The first American lotteries were held in the 1760s and were meant to fund projects like building the Mountain Road, which connects Virginia to North Carolina. Benjamin Franklin was an early proponent of lotteries and endorsed their use to fund cannons during the Revolutionary War. John Hancock even ran a lottery to rebuild Faneuil Hall in Boston. However, a 1999 report by the National Gambling Impact Study Commission describes most colonial-era lotteries as failures.
The total value of a lottery prize is the amount remaining after expenses are paid. This does not include promoter profits, which are based on the number of tickets sold. In most large lotteries, prizes are very large, and many of them are popular with the public. The following are some facts about lottery prizes in America:
Almost 186,000 retailers sell lottery tickets. Most of them are run by state governments and are monopolies. These organizations use the profits from their lotteries to fund government programs. By the end of the decade, lottery sales had become widespread throughout the Northeast. The lottery was able to attract an increasingly diverse population, including Catholics, which were tolerant of gambling activities. So what are the statistics for lottery sales? And who can win the lottery?
In terms of gender, men are slightly more likely to play the lottery than women. Per capita lottery spending is highest among people aged 45-64 years. However, lottery spending does not vary by race or age. African-Americans and respondents with low-income households spend more on lottery tickets than other groups. The only demographic that is significantly lower than others is the single population. However, single people spend less on lottery tickets than married people. So what does this mean? Well, it primarily means that single people are not more likely to be playing the lottery than those with higher income levels.
Another big factor to consider is the probability of winning. Although lottery tickets are not expensive, they can accumulate if you play often. And although the odds are slim, large jackpots drive ticket sales. If you win the lottery, the odds are higher than average, but you can still win if you know how to play it properly. It is crucial to remember that there is a lot of risk involved, and that you should not try to win more than you can afford to lose.
In a recent study by the Vinson Institute, researchers found that people from lower-income backgrounds are more likely to play the lottery than those from wealthy and educated families. In Georgia, for example, the lottery’s proceeds go to education programs.

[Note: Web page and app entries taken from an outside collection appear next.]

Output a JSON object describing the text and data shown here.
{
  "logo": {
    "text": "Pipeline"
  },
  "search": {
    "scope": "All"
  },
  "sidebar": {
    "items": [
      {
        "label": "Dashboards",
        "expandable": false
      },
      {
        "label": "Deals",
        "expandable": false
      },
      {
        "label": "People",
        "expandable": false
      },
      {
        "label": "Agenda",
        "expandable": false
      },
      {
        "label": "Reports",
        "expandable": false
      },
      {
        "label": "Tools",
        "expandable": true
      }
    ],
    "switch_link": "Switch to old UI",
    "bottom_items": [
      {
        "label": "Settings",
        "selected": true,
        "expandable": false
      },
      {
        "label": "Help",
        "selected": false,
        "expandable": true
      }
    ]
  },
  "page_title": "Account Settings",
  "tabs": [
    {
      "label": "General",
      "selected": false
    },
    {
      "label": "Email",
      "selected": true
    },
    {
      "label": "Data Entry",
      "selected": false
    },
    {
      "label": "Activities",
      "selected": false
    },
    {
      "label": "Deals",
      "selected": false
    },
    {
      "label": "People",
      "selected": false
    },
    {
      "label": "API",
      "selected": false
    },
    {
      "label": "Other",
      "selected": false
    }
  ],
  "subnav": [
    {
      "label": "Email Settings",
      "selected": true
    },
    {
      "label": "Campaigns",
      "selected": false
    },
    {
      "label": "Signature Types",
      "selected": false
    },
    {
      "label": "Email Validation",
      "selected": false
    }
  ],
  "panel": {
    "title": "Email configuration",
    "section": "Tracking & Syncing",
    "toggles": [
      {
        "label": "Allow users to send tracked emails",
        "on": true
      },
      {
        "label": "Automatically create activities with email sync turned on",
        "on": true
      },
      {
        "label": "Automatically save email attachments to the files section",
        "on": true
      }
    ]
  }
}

In this way, the lottery benefits both the rich and the poor. In the long run, it improves both the lives of people in the state and the welfare system in the state. So, why is it that people are playing the lottery?